Koreans are blunt, they will just say whatever they want to. Its only to help  you out because saving face here is everything, they are not trying to be mean. In USA people get offended with things like that. Last Saturday the crew and I went hiking and while we were waiting at the bus stop to head back to Daegu there was this group of old people staring at us. Then, Mari, Kristin and myself got rated by a man who had to be at least 78 years old. Not joking. He pointed at Kristin and said 'numba 1' and showed us with his finger, pointed at Mari and said 'numba 2' and held up 2 fingers, then pointed at me and said 'numba 3' and held up 3 fingers. I was just too short for him and Kristin had a big booty. ( She is also African American so she is always the most popular no matter what). He then gave us candy from his bag, I got 2, Mari got 3, and Kristin got a handful. He then proceeded to give the rest of the bag to Monica, who is half Korean, turned to Kristin and said 'Miss America' and gave her an assortment of candies. Welcome to Korea. We were all dying of laughter. The elderly here are in great shape. I cannot even describe it. You see people who are at least 80 and have obviously had a stroke and are still inching their way up the side of the mountain. Never seen anything like it before. On our way down from the hike, which was seriously up the side of a steep mountain (we didn't even make it to the top), a 79 year old and his two buddies were trail running down the mountain, on the tail and off the trail. We were having a hard time, ankles, knees, pain, so we were making our way down slowly. We eventually asked to take a picture with them because they were so adorable and rockin it, and one guy told us he was 79. Crazy.





There are so many things that are different here, okay basically everything not gonna lie. I will be making lists at random times so get ready!

1. the garlic is much sweeter and less stinky.

2. There is absolutely NO cleavage allowed, but these girls wear mini mini skirts, or booty shorts with tights under them and high heels. It is crazy. I'm still not used to it.

3. If you wear a backpack you are definitely an English teacher.

4. The coffee shops don't open early. I cannot go get a coffee before school.

5.The apples are the best i've ever had.

6. The carrots are the best i've ever had.

7. Pretty much everything is cute/ adorable.

8. Don't be late. If the bus is leaving at 5:05, the bus is leaving at exactly 5:05. No exceptions.

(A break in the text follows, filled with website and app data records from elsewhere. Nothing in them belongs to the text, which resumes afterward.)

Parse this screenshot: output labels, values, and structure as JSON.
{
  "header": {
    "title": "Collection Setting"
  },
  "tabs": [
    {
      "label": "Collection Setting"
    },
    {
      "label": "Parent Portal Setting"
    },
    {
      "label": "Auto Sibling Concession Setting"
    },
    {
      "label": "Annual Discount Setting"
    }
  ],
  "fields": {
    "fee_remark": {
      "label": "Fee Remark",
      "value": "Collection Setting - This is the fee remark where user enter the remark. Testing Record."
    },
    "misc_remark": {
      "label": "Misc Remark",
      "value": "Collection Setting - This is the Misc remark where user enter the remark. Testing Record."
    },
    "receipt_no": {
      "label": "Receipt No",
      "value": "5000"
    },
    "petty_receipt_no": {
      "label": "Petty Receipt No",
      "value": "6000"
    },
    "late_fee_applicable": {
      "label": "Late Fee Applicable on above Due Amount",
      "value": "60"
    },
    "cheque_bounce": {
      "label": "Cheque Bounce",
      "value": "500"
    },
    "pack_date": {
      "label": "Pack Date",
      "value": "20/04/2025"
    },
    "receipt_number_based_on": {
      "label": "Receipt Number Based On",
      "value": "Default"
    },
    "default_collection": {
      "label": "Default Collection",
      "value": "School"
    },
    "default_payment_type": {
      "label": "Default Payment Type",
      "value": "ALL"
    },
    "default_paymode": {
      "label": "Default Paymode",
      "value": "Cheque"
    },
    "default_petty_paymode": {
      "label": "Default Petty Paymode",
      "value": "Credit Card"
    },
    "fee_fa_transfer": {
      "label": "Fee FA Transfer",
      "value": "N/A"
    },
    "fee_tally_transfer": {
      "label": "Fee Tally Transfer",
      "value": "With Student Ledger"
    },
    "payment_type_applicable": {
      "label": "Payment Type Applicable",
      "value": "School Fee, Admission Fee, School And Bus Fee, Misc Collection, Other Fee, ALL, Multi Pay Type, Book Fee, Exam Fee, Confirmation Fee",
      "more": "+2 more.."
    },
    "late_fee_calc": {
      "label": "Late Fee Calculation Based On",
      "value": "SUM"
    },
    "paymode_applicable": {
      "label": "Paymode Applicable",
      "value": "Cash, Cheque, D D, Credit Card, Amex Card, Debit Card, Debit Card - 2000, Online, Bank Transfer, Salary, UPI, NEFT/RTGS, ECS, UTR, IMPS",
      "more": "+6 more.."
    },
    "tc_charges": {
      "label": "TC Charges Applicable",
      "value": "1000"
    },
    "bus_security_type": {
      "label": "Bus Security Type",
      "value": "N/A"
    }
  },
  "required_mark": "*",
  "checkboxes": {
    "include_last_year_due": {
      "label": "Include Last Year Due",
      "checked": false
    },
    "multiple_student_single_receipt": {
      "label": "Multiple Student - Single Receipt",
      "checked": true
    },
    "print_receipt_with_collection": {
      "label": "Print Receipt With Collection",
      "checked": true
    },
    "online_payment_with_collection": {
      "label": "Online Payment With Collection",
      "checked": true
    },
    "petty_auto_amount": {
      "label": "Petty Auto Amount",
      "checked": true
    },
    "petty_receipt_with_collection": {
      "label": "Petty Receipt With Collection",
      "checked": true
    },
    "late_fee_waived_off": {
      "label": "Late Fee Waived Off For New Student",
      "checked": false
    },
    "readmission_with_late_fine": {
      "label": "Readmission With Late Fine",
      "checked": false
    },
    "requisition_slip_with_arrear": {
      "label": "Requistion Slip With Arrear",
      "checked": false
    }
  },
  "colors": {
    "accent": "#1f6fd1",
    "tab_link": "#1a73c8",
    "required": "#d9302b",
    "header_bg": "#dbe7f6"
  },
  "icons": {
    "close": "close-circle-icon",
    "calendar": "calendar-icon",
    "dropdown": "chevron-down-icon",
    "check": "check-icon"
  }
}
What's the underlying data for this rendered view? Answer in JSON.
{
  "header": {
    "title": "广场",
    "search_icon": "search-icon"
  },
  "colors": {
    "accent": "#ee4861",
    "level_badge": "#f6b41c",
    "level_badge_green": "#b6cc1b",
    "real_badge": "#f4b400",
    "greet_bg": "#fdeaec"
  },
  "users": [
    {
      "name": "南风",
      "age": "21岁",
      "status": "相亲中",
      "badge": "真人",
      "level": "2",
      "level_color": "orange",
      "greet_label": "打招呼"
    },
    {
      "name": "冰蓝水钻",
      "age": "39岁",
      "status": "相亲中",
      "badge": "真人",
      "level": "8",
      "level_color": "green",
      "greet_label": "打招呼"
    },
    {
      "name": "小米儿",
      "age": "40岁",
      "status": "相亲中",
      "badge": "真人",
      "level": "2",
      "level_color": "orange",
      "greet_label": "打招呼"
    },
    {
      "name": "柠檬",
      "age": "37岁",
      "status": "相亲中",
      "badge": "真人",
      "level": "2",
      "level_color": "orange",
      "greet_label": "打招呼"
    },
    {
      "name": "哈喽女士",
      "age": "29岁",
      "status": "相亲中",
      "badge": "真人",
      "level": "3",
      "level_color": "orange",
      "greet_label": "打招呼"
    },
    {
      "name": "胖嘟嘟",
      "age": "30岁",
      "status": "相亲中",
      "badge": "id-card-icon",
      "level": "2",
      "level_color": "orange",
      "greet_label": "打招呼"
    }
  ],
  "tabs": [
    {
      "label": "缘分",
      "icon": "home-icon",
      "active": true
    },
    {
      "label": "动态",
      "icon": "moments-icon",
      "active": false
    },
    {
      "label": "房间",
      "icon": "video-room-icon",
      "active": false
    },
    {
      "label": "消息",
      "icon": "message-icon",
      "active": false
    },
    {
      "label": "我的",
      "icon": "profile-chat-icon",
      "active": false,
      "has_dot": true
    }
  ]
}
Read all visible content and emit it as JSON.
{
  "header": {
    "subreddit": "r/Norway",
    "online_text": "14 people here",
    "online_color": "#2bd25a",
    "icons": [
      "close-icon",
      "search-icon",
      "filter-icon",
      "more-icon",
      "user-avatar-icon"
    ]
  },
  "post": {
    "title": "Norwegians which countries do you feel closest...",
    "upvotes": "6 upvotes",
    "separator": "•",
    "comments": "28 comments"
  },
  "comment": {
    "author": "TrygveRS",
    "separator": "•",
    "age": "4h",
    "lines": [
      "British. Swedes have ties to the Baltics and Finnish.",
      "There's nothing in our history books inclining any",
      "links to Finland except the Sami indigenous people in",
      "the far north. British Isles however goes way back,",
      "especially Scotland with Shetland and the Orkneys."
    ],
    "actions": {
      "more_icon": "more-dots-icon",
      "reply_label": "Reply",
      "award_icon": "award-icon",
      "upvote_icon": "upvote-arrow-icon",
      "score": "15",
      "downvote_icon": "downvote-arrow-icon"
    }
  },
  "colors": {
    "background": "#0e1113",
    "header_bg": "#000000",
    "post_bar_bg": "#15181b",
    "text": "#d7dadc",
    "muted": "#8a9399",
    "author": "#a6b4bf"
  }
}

9. They love sweets here. Some places i've eaten even have free self serve ice cream cones.

10. They recycle everything, so you must separate out left over food, paper, cans etc.

11.The subway is almost too clean.

12. You are not supposed to say 'bless you' when people sneeze, but they do all day long and it's difficult to refrain from commenting.

13. Everyone is impressed with my chop stick skills and kimchi eating abilities. They say i'm Korean and not American. Then ask why I can use chop sticks.

14.  Pedestrians don't have the right away and share the sidewalk with automobiles and motorcycles.

15. Trash can fires are not just for the homeless anymore.

16. I stole this one from Mark "Every city bus will have at least 2 teenage boys sitting in each other's laps and playing with each other's hair." So true.

17. Little kids travel alone on public transportation.

18. This country is fairly safe.

19. I cannot find a dryer to save my life and I have dust and lint on all of my clothes.

20. Through all the frustration and time it took to get here and then to become settled with internet, phone, apartment etc., I am very happy and sooooo glad I made it to South Korea to teach English!







This I have come to realize…3-20-2011

...I might miss the most. (Except of course my family and friends)




1. Clothes dryer. I wake up every morning sounding like I have a cold from all the lint and dust. Going to probably buy an air purifier.

2. Green chili

3. Refried beans

4. cheese (real cheese)

5. burrito man

6. Helen

7. Snowboarding

8. Microbews (mostly I.P.A. beers)

9. sriracha hot sauce

10. whole grain bread

11. wireless internet

Tags: daegu, english, expat, getting settled, living abroad, new beginnings, south korea, teacher, teaching english, travel



Travel Answers about South Korea

Do you have a travel question? Ask other World Nomads.